» PROBLEM
Copy all lines holding the word "Solo" from the entries.

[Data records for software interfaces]
□ □ □ □
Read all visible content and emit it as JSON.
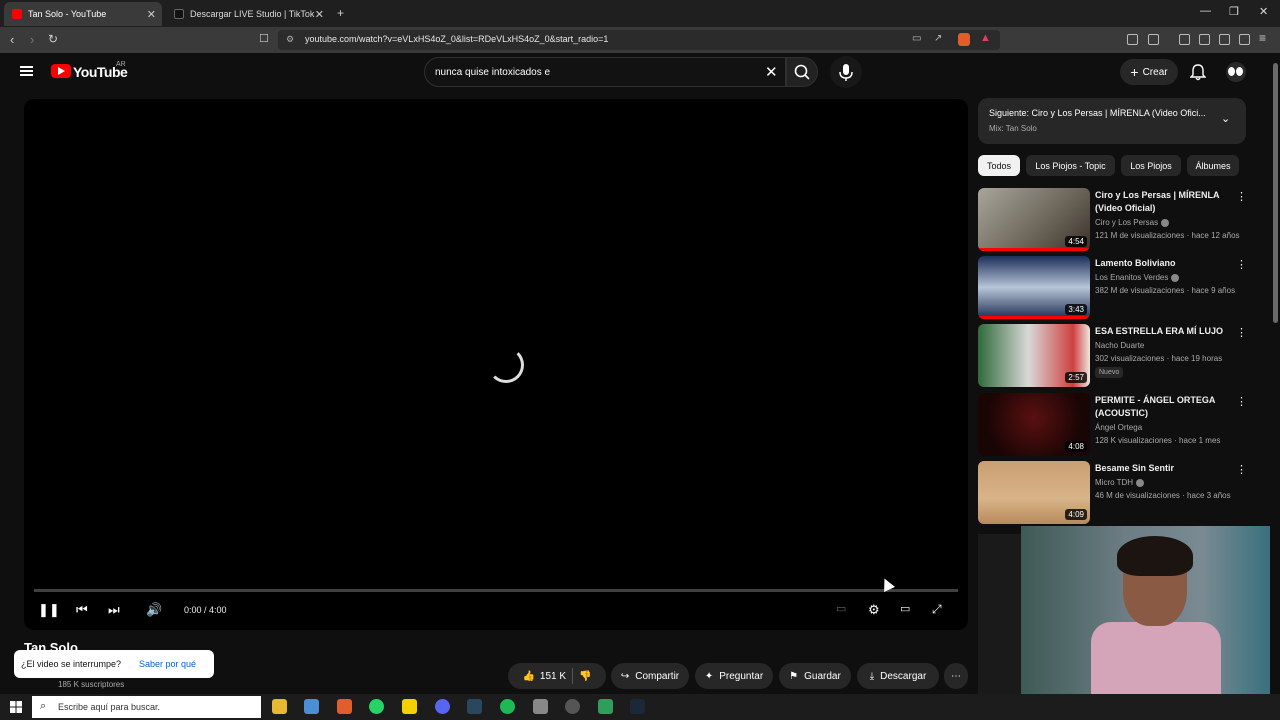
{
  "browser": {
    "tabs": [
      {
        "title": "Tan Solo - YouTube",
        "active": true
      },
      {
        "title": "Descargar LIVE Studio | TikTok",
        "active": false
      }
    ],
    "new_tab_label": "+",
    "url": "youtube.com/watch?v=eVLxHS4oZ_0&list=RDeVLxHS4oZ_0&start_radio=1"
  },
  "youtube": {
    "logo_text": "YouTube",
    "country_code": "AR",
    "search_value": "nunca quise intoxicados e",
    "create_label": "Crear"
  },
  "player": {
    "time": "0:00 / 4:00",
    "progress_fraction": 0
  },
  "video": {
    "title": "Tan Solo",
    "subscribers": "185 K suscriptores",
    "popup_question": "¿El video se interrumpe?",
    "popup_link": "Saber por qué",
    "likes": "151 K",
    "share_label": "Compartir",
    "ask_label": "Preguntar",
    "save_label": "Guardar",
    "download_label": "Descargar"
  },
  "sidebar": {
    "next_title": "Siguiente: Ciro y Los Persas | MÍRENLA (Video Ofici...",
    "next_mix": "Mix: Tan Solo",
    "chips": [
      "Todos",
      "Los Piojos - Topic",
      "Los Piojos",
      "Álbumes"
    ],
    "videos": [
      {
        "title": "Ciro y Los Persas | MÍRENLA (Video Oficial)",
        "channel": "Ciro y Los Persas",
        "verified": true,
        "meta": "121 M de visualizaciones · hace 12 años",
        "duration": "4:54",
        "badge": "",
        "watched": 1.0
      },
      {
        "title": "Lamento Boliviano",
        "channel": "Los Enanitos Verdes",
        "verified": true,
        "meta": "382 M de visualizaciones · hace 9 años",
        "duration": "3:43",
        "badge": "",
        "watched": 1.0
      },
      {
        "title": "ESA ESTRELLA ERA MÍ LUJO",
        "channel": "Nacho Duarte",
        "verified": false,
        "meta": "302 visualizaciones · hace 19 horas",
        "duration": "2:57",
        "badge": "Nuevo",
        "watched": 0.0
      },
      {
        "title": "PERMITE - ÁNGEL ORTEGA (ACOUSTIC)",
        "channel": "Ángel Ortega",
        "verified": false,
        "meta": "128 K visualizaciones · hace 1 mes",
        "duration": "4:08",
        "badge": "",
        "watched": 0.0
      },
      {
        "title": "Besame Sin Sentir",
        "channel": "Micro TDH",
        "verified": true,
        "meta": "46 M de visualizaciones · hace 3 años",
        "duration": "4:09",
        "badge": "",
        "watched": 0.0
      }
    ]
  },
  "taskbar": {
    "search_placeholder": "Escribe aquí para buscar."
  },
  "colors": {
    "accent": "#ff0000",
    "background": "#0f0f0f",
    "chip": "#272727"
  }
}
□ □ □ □
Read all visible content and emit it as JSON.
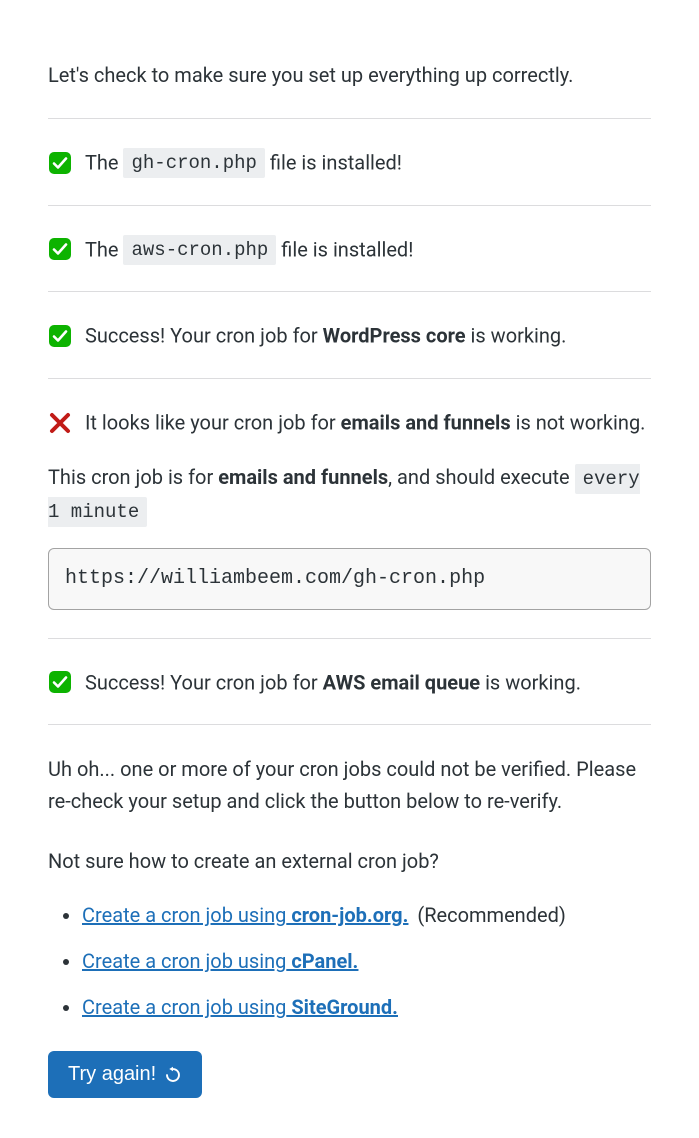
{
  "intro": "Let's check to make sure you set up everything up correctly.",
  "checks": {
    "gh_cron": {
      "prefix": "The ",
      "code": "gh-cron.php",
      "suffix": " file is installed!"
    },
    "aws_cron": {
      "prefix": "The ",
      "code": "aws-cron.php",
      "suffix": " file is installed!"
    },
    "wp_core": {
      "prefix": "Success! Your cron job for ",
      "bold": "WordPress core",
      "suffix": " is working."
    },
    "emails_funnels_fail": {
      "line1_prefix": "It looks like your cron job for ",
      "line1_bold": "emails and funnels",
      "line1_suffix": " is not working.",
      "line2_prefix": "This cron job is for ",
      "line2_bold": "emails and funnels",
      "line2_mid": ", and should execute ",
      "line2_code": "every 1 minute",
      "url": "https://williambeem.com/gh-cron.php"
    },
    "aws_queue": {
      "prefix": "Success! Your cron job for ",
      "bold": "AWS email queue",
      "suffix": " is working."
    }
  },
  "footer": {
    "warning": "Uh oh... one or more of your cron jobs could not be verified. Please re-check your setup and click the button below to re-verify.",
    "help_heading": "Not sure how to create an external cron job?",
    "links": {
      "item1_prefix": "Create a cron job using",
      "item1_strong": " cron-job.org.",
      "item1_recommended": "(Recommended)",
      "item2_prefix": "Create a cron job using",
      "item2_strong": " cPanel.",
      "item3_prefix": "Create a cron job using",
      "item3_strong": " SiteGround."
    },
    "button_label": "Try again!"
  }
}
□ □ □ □
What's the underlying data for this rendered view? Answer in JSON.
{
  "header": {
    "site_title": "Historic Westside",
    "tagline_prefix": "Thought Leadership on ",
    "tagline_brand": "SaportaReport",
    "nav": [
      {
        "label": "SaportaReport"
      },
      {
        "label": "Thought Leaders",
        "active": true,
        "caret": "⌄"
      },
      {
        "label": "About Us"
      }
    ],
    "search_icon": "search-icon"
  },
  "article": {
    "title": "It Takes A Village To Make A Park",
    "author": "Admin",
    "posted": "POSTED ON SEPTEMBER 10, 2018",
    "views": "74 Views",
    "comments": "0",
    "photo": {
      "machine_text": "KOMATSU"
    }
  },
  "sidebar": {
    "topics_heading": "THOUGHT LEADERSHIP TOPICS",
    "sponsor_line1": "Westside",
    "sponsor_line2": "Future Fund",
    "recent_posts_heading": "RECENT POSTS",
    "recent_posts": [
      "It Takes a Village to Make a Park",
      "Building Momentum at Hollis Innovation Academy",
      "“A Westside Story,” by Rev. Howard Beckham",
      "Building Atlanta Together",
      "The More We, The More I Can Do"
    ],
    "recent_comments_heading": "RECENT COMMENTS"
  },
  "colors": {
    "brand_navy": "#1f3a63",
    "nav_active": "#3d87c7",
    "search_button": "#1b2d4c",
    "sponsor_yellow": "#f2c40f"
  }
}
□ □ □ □
» EXERCISE OUTPUT
        "title": "Tan Solo - YouTube",
    "title": "Tan Solo",
    "next_mix": "Mix: Tan Solo",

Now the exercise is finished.